So you had no set career course for yourself?

I always wanted to be a ‘business man’.  I didn’t know what aspect of business I wanted to be in, but it was always one of my goals. Obviously going to university that was part of my goal, and I thought I might go into management consulting or something like that on the back end of it, studying international business. Funnily enough, I have kind of ended up in that role anyway, as a background to all the stuff that I have done.

In this business do you feel you need an understanding of human psychology and how people make decisions?

100%. You have got to be able to enter into the conversation that your prospective clients are having in their own head and you can’t do that if you don’t understand how people act, and operate, and what they do.  So you have to have some sort of fundamental understanding of that, to be able to address it, and even more so in the times that we are dealing with currently.

How is your business coping in the current climate?

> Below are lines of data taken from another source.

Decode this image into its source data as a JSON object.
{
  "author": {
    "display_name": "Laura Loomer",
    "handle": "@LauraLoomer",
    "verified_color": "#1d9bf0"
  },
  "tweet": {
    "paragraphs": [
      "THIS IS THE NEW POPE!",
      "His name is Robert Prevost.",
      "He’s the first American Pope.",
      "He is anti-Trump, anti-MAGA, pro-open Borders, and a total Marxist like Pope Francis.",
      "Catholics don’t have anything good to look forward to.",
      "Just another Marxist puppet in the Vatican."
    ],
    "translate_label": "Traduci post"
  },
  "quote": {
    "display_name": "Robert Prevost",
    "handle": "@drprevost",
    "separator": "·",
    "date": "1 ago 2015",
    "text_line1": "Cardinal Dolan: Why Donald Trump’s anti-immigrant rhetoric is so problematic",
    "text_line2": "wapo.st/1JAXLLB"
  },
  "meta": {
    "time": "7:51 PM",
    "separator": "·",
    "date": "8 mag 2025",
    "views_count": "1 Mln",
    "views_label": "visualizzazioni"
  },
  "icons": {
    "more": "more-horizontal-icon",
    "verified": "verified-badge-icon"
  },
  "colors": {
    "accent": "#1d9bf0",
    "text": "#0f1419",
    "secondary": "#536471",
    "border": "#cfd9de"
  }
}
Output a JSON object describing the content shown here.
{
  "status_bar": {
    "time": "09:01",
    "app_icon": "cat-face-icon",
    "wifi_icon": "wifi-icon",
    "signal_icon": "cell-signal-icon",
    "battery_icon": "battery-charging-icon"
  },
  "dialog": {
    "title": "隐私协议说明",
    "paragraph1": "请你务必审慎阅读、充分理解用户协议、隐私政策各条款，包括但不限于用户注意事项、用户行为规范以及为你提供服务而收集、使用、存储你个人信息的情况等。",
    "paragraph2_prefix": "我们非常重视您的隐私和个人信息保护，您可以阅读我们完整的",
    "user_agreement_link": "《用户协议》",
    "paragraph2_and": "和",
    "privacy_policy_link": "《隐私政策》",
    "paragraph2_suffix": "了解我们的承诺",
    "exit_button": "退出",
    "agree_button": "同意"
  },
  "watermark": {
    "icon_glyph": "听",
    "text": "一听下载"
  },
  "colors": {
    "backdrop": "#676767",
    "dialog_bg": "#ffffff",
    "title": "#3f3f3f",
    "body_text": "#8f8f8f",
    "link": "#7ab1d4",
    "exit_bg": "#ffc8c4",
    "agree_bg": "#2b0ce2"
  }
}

For us, we are in a unique position in which people need us now more than ever, so we are very lucky.  For the businesses that can withstand all the dramas that are happening, there are a lot of opportunities. There has been an increase of 77% of users on social media, costs have come down, and online sales are up. The cost to get in front of people at the moment is sometimes up to a quarter of the previous rates. So for the businesses that can, there is huge opportunity which is why we are busier than ever and hopefully able to weather the storm for some time to come.

Your Social Voice

Posted on:

10 Nov 2020

Share this article:

More in this series